Superior Court judge, Court 7 is too close to call
August 9, 2012 · Updated 2:35 PM
PORT ORCHARD — As Jennifer Forbes hangs on the edge of winning the primary outright, the certification for Kitsap County Superior Court judge, Court 7 is too close to call.
The results wil be certified Aug. 21.
Election rules say if one candidate receives 50 percent of the vote, they are elected in the primary — no need for the general election. As of Thursday morning, Forbes has 49.1 percent of the vote, with nearly 17,000 ballots still to be counted, said Dolores Gilmore, Kitsap County Elections Manager.
Gilmore said the majority of the ballots should be counted by Friday.
At 10:30 a.m. Thursday, with 36,792 votes counted, the County Elections Office reported Forbes led the field with 18,097 votes, followed by Klein, 7,100; Rob MacDermid, 6,226; and Bill Houser, 5,137.
As of Thursday, there are still 16,800 ballot to be counted.
Gilmore said until they count the rest of the ballots, she couldn’t even guess the results.
“We’re obviously excited and overwhelmed by it, it’s very humbling actually,” Forbes said Wednesday. “Right now we’re presuming we’re going through to a general election, and starting to make plans to work hard and win it in the general election.”
Before the results, the candidates remained strong in their campaign messages.
“I think our campaign theme was about experience and community roots,” Forbes said Monday. “I’m the one candidate that really has all of that.”Klein said her grassroots campaign connected her with the voters.
“I have the maturity and judgement to sit in judgement and administer justice,” Klein said. “I have the legal, business and life experience to administer justice fairly and ensure people have the opportunity to be heard.”
Superior Court judges are paid $148,832 per year, a cost shared by state and county. Superior Court judges preside over felony trials, domestic relations matters, juvenile proceedings and probate. They handle real estate disputes and civil claims valued at over $50,000. They consider appeals in land-use cases and appeals from lower courts, and preside over mental inquest hearings.
All four candidates boasted significant experience: Forbes, president of the Kitsap County Bar Association, served as a judge pro tem for seven years on the local District Court and Municipal Court benches, and is a former deputy prosecutor. Houser, a former judge in Oregon, is a county public defender and the only candidate with experience handling a death penalty case. Klein has significant experience as a judge pro tem in King County. MacDermid is a corporate law attorney and a former Navy officer.

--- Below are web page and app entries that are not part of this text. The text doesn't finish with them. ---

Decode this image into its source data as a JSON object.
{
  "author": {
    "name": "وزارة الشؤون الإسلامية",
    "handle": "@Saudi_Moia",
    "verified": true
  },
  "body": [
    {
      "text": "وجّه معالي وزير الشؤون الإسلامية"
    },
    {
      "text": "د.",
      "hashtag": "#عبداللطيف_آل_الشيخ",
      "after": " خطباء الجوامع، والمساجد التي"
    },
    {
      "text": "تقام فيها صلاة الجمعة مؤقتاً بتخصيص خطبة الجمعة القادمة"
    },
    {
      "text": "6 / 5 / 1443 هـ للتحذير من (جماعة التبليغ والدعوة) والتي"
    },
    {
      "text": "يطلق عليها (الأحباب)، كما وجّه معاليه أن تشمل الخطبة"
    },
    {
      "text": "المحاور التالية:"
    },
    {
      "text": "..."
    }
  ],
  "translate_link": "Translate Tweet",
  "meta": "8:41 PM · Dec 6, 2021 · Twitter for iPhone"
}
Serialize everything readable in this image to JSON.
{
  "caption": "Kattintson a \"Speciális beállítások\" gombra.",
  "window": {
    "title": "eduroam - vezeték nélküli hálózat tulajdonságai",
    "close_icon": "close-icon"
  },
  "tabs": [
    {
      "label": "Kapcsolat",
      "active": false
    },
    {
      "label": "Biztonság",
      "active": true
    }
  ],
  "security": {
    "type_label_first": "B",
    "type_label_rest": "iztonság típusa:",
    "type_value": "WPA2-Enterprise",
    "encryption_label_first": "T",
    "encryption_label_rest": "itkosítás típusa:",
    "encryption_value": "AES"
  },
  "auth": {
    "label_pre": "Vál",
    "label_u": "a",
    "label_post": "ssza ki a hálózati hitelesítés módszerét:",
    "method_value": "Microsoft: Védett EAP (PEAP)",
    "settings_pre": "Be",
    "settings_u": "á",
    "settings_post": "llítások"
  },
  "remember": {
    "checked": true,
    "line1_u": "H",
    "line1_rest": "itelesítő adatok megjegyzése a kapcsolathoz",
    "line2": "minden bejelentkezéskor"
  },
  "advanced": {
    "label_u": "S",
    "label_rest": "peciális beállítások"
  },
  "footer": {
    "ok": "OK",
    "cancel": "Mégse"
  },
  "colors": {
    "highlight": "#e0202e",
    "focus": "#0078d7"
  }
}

Forbes focused her attention on improving the efficiency of the Superior Court system.
In a separate interview with members of the Herald editorial board, Forbes spoke about the growing number of civil litigants who are representing themselves, called “pro se” because they can’t afford an attorney; the right to an attorney applies only to criminal cases. Court rules apply equally to attorneys and pro se litigants.
Her suggestions: Make sure the process and procedures are understandable, and have a separate calendar for cases in which both sides are represented pro se.
Other suggestions: Establish a system by which Superior Court cases to be filed electronically, as in District Court. “E-filing saves people money and it’s more efficient,” Forbes said. “Every time I file a case in Pierce County, I do a cartwheel because it’s so easy.”
Klein’s 30-year legal career includes private practice, general counsel, law school instructor, and service as a pro tem judge in Kitsap courts.
In addition to her pro tem work, Klein is the CEO of Silver Planet, a local company dedicated to helping the aging population manage their healthcare. At Silver Planet, Klein has used her legal expertise to negotiate and draft contracts, manage staff, run websites, protect intellectual property rights, and speak on social media issues.
Both Klein and Forbes, first-time candidates, said residents need to be more informed of judicial issues, and take it upon themselves as a goal if elected.
“I’ve learned we have a very educated population in Kitsap County, but they don’t know enough about judicial positions and races,” Klein said. “And we in the judicial, legal profession need to do a better job of educating people about the third branch of government.”